What is Conduct Risk?
Firstly, it is important to point out that not even the FCA has a master definition for conduct risk. This was done on purpose, because… “a firm’s conduct risk profile will be unique… there is no one-size-fits-all framework that can be put in place to assess it”.
In its 2011 Retail Conduct Risk Outlook, the FCA defines it as, “…the risk that firm behaviour will result in poor outcomes for customers”. Good customer outcomes may be defined as customers getting financial services and products that meet their needs.
Conduct risk is commonly associated with regulatory areas of treating consumers fairly, financial crime and market abuse, whistleblowing, bribery and corruption, conflicts of interests and remuneration and incentives. In recent years, however, it has been defined more broadly to include business models, culture, product development and governance, ethics, integrity, sales and marketing practices and competition.
The management of conduct risk is different from other kinds of risk. By its very essence, it is pervasive. It respects no departmental boundary. It touches on activities rarely – if ever – reached by other risk measures, demands deep cultural and behaviour change at the heart of an organisation.
Deloitte states, conduct risk is broader than ‘Treating Customers Fairly’, since it focuses on risks to market integrity and to client outcomes in both the retail and wholesale sectors, and should go bound measuring compliance with conduct of business requirements.
It must not be confused with reputational or operational risk, which are concerned with potential damage to the firm, rather than potential damage to the client or market. Its realigning the focus of financial institutions, forcing a fundamental, cultural change in how firms approach their work and their responsibility to consumers and the market.
What Conduct Risk Means for Recruiters?
Like other areas of risk, conduct risk will likely become a highly lucrative recruitment market. Milburn Lewis has certainly witnessed an increase in our Big 4 clients seeking professionals in this discipline. We predict that over the next two years, we’ll see significant growth within the Big 4 firms globally.
Deloitte, for example, recently published 10 principles of strong conduct risk, which they believe serve as a sound foundation for conduct risk across all financial services. The Big 4 clearly see opportunities in this area and appear to be willing to invest in finding exceptional talent.
It is here that the real opportunity for recruiters lies. Getting ahead of the curve is key, however. We must embrace this new market and learn the needs of our clients. Conduct risk is in a state of flux, one that presents challenges not only for our clients but for us as recruiters as well. And it is going to a cultural change of our own to make the most out of this exciting market.
Gone are the days when we can, “pretend to know what we’re talking about”. Consultants working in conduct risk must sincerely engage with the market, learn its distinctions, challenges and developments. Only by doing this can we predict the future and, therefore, be ahead of our competitors.

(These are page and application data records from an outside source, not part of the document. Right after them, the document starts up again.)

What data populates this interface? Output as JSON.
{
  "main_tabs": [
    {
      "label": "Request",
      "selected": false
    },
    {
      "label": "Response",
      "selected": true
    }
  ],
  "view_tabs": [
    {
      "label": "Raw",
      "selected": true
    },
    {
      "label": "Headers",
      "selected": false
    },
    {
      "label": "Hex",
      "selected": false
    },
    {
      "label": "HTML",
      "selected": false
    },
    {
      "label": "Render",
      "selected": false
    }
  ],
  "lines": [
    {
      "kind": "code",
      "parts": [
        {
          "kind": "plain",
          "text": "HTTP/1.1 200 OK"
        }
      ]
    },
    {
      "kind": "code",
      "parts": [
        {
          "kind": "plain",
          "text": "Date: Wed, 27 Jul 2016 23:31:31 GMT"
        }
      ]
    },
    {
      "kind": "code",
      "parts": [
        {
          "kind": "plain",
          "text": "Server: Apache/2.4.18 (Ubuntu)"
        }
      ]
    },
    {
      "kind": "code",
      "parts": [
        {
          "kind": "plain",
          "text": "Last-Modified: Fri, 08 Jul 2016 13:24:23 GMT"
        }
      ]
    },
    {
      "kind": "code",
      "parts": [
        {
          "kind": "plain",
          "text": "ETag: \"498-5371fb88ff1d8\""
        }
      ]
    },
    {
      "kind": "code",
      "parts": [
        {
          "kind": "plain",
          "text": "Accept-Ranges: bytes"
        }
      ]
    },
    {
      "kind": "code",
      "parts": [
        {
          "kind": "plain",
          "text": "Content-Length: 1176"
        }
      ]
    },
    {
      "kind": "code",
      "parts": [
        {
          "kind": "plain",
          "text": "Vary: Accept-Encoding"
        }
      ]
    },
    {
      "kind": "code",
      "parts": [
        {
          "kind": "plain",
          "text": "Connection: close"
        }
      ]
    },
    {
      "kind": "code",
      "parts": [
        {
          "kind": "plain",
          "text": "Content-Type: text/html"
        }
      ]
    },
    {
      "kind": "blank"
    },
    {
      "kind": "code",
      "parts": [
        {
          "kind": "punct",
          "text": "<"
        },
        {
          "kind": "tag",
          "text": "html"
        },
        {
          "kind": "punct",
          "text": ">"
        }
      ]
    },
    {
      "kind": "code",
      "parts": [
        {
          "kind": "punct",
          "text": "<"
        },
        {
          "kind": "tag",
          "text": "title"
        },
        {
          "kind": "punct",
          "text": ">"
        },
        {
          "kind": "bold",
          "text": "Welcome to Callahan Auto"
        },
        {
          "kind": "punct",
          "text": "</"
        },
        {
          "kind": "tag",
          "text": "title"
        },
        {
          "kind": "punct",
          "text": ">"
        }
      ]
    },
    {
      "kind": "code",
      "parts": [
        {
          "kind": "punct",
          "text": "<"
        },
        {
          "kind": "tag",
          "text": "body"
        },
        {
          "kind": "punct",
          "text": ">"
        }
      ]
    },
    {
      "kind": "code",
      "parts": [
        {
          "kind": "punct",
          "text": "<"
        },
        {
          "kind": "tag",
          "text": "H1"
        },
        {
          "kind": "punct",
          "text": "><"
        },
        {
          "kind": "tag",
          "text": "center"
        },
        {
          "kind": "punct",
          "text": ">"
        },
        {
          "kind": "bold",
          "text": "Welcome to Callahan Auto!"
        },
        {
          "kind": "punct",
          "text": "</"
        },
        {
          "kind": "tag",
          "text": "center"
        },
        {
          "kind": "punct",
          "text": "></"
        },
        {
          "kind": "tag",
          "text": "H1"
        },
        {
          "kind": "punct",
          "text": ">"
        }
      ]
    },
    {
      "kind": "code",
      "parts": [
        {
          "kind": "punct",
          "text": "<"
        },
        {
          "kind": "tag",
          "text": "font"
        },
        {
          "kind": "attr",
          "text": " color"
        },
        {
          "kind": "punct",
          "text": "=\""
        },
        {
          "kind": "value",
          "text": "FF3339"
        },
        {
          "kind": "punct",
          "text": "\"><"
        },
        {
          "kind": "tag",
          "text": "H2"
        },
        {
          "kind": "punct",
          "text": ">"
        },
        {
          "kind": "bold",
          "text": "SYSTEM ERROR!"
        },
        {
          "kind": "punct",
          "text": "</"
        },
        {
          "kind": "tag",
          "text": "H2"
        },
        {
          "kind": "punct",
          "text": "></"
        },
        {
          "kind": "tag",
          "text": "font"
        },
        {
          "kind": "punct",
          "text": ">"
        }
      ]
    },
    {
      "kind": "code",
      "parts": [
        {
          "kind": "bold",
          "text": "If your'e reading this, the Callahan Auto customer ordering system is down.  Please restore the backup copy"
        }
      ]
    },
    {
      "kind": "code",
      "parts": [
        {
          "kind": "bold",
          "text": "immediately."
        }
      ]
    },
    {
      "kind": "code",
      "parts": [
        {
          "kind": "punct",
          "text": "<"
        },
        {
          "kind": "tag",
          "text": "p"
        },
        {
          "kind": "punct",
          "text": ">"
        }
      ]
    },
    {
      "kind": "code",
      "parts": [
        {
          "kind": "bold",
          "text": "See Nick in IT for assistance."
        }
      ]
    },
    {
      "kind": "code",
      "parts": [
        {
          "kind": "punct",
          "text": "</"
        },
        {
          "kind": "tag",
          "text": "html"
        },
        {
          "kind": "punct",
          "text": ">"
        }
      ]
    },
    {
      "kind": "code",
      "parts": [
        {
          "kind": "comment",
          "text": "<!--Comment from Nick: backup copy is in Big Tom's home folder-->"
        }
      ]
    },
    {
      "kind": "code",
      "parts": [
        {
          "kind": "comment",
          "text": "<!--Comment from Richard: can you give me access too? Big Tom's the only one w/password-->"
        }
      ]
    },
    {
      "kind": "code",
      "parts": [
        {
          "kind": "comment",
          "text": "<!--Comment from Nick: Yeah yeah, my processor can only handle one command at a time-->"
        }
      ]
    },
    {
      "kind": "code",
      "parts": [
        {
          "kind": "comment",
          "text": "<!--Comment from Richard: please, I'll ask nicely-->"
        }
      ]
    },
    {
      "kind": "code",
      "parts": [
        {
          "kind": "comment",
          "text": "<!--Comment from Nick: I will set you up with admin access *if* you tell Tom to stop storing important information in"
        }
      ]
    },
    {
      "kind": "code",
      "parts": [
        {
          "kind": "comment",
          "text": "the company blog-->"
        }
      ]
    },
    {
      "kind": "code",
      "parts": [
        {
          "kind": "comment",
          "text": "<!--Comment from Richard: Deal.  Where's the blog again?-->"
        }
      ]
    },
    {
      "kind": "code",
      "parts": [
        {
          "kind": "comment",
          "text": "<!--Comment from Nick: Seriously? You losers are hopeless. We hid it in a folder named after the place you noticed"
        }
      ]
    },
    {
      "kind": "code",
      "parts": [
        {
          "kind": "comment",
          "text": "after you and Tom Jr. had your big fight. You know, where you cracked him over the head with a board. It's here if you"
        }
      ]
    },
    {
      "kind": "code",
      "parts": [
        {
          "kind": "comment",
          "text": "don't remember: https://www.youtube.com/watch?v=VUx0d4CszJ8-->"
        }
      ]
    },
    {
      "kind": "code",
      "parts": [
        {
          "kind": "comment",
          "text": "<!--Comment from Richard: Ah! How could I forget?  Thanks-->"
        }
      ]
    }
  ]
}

Milburn Lewis is taking this serious, responding to market shifts and taking necessary steps to become a market leader in conduct risk. This month, we welcome Hashim Mohammed to the team. He brings a wealth of knowledge on risk recruitment and will lead our development into this area.
If you are interested in exploring conduct risk opportunities in Europe, or elsewhere, please don’t hesitate to reach us at firstname.lastname@example.org.
Published by: Ian James in Blogs